Exercise: Scan the entries for the word "bold", and copy every line where it appears.

Dataset content:

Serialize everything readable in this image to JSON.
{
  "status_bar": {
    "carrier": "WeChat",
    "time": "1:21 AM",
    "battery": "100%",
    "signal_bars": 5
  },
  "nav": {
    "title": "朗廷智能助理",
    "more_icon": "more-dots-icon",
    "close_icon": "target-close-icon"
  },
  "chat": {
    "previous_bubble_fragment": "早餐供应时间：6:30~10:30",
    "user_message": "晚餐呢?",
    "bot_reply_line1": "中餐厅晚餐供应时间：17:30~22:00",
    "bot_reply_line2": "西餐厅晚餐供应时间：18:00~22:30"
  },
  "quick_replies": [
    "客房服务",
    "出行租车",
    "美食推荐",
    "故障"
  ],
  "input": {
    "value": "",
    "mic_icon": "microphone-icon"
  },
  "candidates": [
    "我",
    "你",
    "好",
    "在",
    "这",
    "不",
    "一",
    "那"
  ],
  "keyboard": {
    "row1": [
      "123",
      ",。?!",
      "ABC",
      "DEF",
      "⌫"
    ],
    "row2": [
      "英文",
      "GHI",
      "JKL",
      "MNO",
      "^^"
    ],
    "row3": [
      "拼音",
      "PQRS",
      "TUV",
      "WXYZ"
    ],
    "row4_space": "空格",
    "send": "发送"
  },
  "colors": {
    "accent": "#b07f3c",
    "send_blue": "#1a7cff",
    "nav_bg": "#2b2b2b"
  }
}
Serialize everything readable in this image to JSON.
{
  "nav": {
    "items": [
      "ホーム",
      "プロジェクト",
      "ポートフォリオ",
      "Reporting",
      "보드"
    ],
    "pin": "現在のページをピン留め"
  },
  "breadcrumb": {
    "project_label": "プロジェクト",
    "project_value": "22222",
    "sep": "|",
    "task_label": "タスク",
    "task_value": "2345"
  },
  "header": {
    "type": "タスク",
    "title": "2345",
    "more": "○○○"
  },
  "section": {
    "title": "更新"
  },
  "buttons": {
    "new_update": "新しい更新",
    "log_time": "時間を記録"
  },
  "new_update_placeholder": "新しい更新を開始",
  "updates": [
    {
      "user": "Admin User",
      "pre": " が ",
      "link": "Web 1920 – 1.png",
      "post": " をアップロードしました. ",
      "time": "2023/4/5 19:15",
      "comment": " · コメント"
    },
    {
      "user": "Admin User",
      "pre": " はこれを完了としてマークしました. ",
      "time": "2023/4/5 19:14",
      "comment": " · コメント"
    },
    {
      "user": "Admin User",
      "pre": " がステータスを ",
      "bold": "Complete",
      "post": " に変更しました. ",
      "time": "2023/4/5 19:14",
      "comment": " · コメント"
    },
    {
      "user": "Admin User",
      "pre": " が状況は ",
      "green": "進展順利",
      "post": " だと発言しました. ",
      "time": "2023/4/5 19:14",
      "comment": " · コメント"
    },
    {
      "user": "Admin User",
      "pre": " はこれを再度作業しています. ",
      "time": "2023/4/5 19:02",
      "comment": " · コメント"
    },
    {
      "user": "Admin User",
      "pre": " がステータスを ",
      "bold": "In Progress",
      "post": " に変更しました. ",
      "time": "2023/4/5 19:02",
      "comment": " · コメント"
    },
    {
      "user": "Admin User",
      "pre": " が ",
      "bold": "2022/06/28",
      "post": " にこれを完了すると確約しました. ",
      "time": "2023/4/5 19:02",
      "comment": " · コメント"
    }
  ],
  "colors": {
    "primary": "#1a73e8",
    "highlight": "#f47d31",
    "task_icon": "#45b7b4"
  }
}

Output for this task:
      "bold": "Complete",
      "bold": "In Progress",
      "bold": "2022/06/28",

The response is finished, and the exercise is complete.